    But as a "Conservative", I would think Conservatives would value an Individual's Rights more than a corporations??? Or are you are saying that you favor corporate forces ignoring the Individuals and their opinions on how they develop their community?

  • Spartacus Jan 9, 2014

    Some people do not understand. When this area was first developed, Raleigh laid out a plan with rules as to what could be built. This grocery store does not meet the requirements that were agreed to at the time. That is why they must request the zoning change. I totally agree with the people who live here. They should not allow this to happen.

  • nascar33 Jan 9, 2014

    View quoted thread

    Well for one thing, as a "Conservative" the property in question isn't theirs. And as for property values, I doubt a passing a grocery store on the way into the area will make any difference in the values.

  • Earth Brooks Jan 9, 2014

    If the shopping center doesn't move in something else will eventually. Might be a good location for an outdoor shooting range, or maybe a mega church with a 4 story parking deck. Or a Sheetz station. Better take the grocery store while they still have THAT option!

  • Honesty first Jan 9, 2014

    How about a grocery Boy Jr? IS that small enough?

  • AloneInMyPrinciples Jan 9, 2014

    wow, how much more obvious can you make it? just say you want a Trader Joe's.

  • Whiskey4one Jan 9, 2014

    View quoted thread

    I was of the mindset that Kroger was leasing rather than owning the space based on a conversation I had with one of the petition seekers whom I assumed had more knowledge on the situation than me - he's the one who mentioned that. I honestly don't know what the status is, but assuming it was leased (as was implied), even if Kroger still has the lease, there are always termination clauses, and I'm sure Publix could pay the lessor to break the lease and that would be significantly less than what they'll have to pay on a brand new space.

  • Krimson Jan 9, 2014

    View quoted thread

    Good idea, but Kroger bought HT... Presumable, Kroger still owns (or has the lease) on the old Kroger space. Why would Kroger allow their competitor (Publix) to move in across the street from their new purchase (Harris Teeter)???

  • Mon Account Jan 9, 2014

    Publix. Yuck.

    Only operates in states with restrictive marriage laws and gets a zero rating from the HRC (probably because they are one of the only Fortune 1000's to not fill out the survey because "they don't have time").

    In 2000, the company paid $10.5 million to settle a class-action lawsuit alleging racial discrimination against its employees.

    Three years earlier, they paid out $81.5 million to 150,000 women who accused the chain of giving them dead-end, low-paying jobs.

    Do you want that type of business in your community? Do you want to funnel profits out of state or keep them here? Raleigh deserves better.

  • Whiskey4one Jan 9, 2014

    There is a perfectly good, completely empty, and relatively new gigantic grocery store shell up at New Falls and Capital where the Kroger used to be, directly across the street from the new Harris Teeter. Publix needs to go there.
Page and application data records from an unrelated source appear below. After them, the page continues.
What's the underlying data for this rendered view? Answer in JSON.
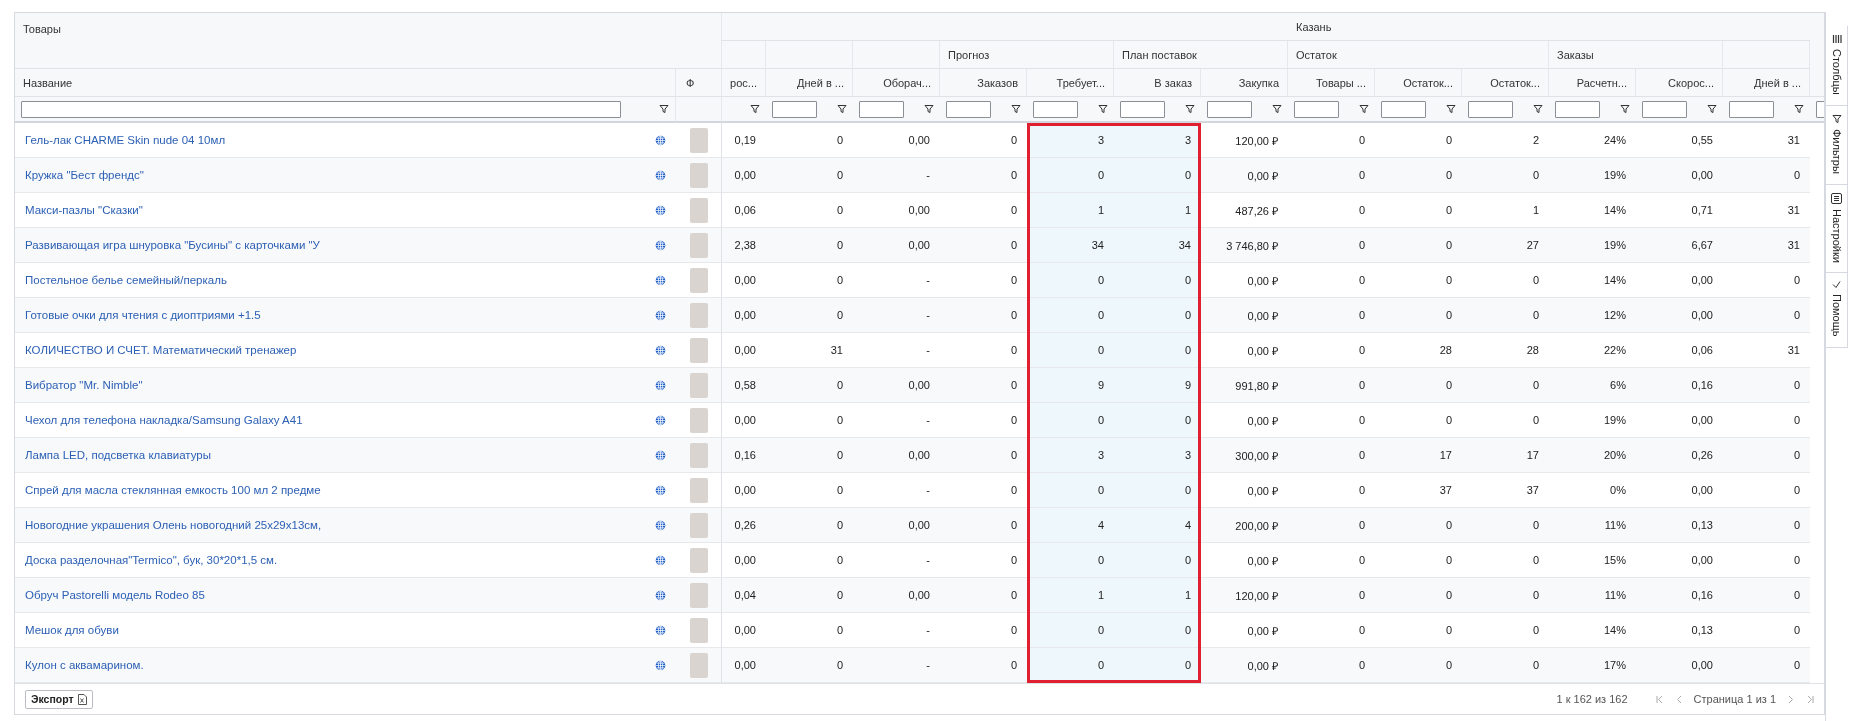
{
  "table": {
    "title": "Товары",
    "name_column": "Название",
    "photo_column": "Ф",
    "column_groups": [
      {
        "subgroups": [
          {
            "columns": [
              {
                "label": "рос...",
                "highlighted": false
              }
            ]
          }
        ]
      },
      {
        "subgroups": [
          {
            "columns": [
              {
                "label": "Дней в ...",
                "highlighted": false
              }
            ]
          }
        ]
      },
      {
        "subgroups": [
          {
            "columns": [
              {
                "label": "Оборач...",
                "highlighted": false
              }
            ]
          }
        ]
      },
      {
        "subgroups": [
          {
            "label": "Прогноз",
            "columns": [
              {
                "label": "Заказов",
                "highlighted": false
              },
              {
                "label": "Требует...",
                "highlighted": true
              }
            ]
          },
          {
            "label": "План поставок",
            "columns": [
              {
                "label": "В заказ",
                "highlighted": true
              },
              {
                "label": "Закупка",
                "highlighted": false
              }
            ]
          }
        ]
      },
      {
        "label": "Казань",
        "subgroups": [
          {
            "label": "Остаток",
            "columns": [
              {
                "label": "Товары ...",
                "highlighted": false
              },
              {
                "label": "Остаток...",
                "highlighted": false
              },
              {
                "label": "Остаток...",
                "highlighted": false
              }
            ]
          },
          {
            "label": "Заказы",
            "columns": [
              {
                "label": "Расчетн...",
                "highlighted": false
              },
              {
                "label": "Скорос...",
                "highlighted": false
              }
            ]
          }
        ]
      },
      {
        "subgroups": [
          {
            "columns": [
              {
                "label": "Дней в ...",
                "highlighted": false
              }
            ]
          }
        ]
      }
    ],
    "rows": [
      {
        "name": "Гель-лак CHARME Skin nude 04 10мл",
        "values": [
          "0,19",
          "0",
          "0,00",
          "0",
          "3",
          "3",
          "120,00 ₽",
          "0",
          "0",
          "2",
          "24%",
          "0,55",
          "31"
        ]
      },
      {
        "name": "Кружка \"Бест френдс\"",
        "values": [
          "0,00",
          "0",
          "-",
          "0",
          "0",
          "0",
          "0,00 ₽",
          "0",
          "0",
          "0",
          "19%",
          "0,00",
          "0"
        ]
      },
      {
        "name": "Макси-пазлы \"Сказки\"",
        "values": [
          "0,06",
          "0",
          "0,00",
          "0",
          "1",
          "1",
          "487,26 ₽",
          "0",
          "0",
          "1",
          "14%",
          "0,71",
          "31"
        ]
      },
      {
        "name": "Развивающая игра шнуровка \"Бусины\" с карточками \"У",
        "values": [
          "2,38",
          "0",
          "0,00",
          "0",
          "34",
          "34",
          "3 746,80 ₽",
          "0",
          "0",
          "27",
          "19%",
          "6,67",
          "31"
        ]
      },
      {
        "name": "Постельное белье семейный/перкаль",
        "values": [
          "0,00",
          "0",
          "-",
          "0",
          "0",
          "0",
          "0,00 ₽",
          "0",
          "0",
          "0",
          "14%",
          "0,00",
          "0"
        ]
      },
      {
        "name": "Готовые очки для чтения с диоптриями +1.5",
        "values": [
          "0,00",
          "0",
          "-",
          "0",
          "0",
          "0",
          "0,00 ₽",
          "0",
          "0",
          "0",
          "12%",
          "0,00",
          "0"
        ]
      },
      {
        "name": "КОЛИЧЕСТВО И СЧЕТ. Математический тренажер",
        "values": [
          "0,00",
          "31",
          "-",
          "0",
          "0",
          "0",
          "0,00 ₽",
          "0",
          "28",
          "28",
          "22%",
          "0,06",
          "31"
        ]
      },
      {
        "name": "Вибратор \"Mr. Nimble\"",
        "values": [
          "0,58",
          "0",
          "0,00",
          "0",
          "9",
          "9",
          "991,80 ₽",
          "0",
          "0",
          "0",
          "6%",
          "0,16",
          "0"
        ]
      },
      {
        "name": "Чехол для телефона накладка/Samsung Galaxy A41",
        "values": [
          "0,00",
          "0",
          "-",
          "0",
          "0",
          "0",
          "0,00 ₽",
          "0",
          "0",
          "0",
          "19%",
          "0,00",
          "0"
        ]
      },
      {
        "name": "Лампа LED, подсветка клавиатуры",
        "values": [
          "0,16",
          "0",
          "0,00",
          "0",
          "3",
          "3",
          "300,00 ₽",
          "0",
          "17",
          "17",
          "20%",
          "0,26",
          "0"
        ]
      },
      {
        "name": "Спрей для масла стеклянная емкость 100 мл 2 предме",
        "values": [
          "0,00",
          "0",
          "-",
          "0",
          "0",
          "0",
          "0,00 ₽",
          "0",
          "37",
          "37",
          "0%",
          "0,00",
          "0"
        ]
      },
      {
        "name": "Новогодние украшения Олень новогодний 25x29x13см,",
        "values": [
          "0,26",
          "0",
          "0,00",
          "0",
          "4",
          "4",
          "200,00 ₽",
          "0",
          "0",
          "0",
          "11%",
          "0,13",
          "0"
        ]
      },
      {
        "name": "Доска разделочная\"Termico\", бук, 30*20*1,5 см.",
        "values": [
          "0,00",
          "0",
          "-",
          "0",
          "0",
          "0",
          "0,00 ₽",
          "0",
          "0",
          "0",
          "15%",
          "0,00",
          "0"
        ]
      },
      {
        "name": "Обруч Pastorelli модель Rodeo 85",
        "values": [
          "0,04",
          "0",
          "0,00",
          "0",
          "1",
          "1",
          "120,00 ₽",
          "0",
          "0",
          "0",
          "11%",
          "0,16",
          "0"
        ]
      },
      {
        "name": "Мешок для обуви",
        "values": [
          "0,00",
          "0",
          "-",
          "0",
          "0",
          "0",
          "0,00 ₽",
          "0",
          "0",
          "0",
          "14%",
          "0,13",
          "0"
        ]
      },
      {
        "name": "Кулон с аквамарином.",
        "values": [
          "0,00",
          "0",
          "-",
          "0",
          "0",
          "0",
          "0,00 ₽",
          "0",
          "0",
          "0",
          "17%",
          "0,00",
          "0"
        ]
      }
    ]
  },
  "footer": {
    "export": "Экспорт",
    "range": "1 к 162 из 162",
    "page": "Страница 1 из 1"
  },
  "side_tabs": [
    {
      "label": "Столбцы",
      "kind": "columns"
    },
    {
      "label": "Фильтры",
      "kind": "filters"
    },
    {
      "label": "Настройки",
      "kind": "settings"
    },
    {
      "label": "Помощь",
      "kind": "help"
    }
  ]
}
    There is no plan for traffic mitigation. The frontage on Falls of Neuse is too short for an entrance, forcing the entrance to be on Dunn which can barely handle the traffic it already has. Bad, bad plan.